“Much of the statewide activist network that was in place for Simon is the network for Steve,” says Fleischman.
And like Riordan, they say, Republican voters may not like what they see when they get a closer look at Whitman.
Whitman has said she only registered as a Republican in 2007, so that she could vote for her friend and supporter, Mitt Romney, in the 2008 presidential primary. She did not vote in the 2003 recall election or in the 2005 special election.
Poizner has some things in his past that will not sit well with conservatives – he supported lowering the local vote threshold to raise taxes in 2004, and gave money to Al Gore’s presidential campaign in 2000 – but Poizner has worked hard to assuage those fears in meetings with conservative activists.
Poizner is plotting a series of policy speeches over the next several months. But some supporters worry his political operation is not where it should be. Bognet, like many others on Poizner’s staff, has a strong policy background, a natural Poizner strength, but the job of political director remains unfilled.
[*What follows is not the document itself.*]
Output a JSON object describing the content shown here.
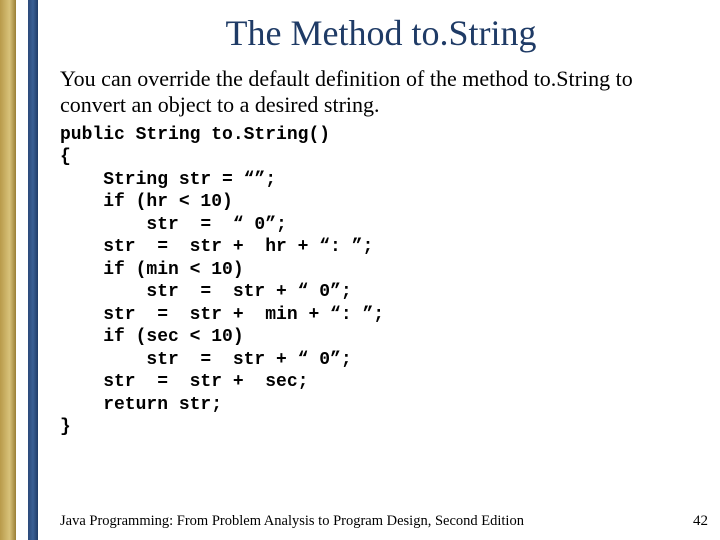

Poizner still receives council from Jim Brulte, his campaign chairman and one of the party’s most savvy political operators.
“A lot of this is inside baseball,” Bognet said. “The reality is, we’re a year out from the primary, and our operation is way ahead of where political campaigns typically are at this stage.”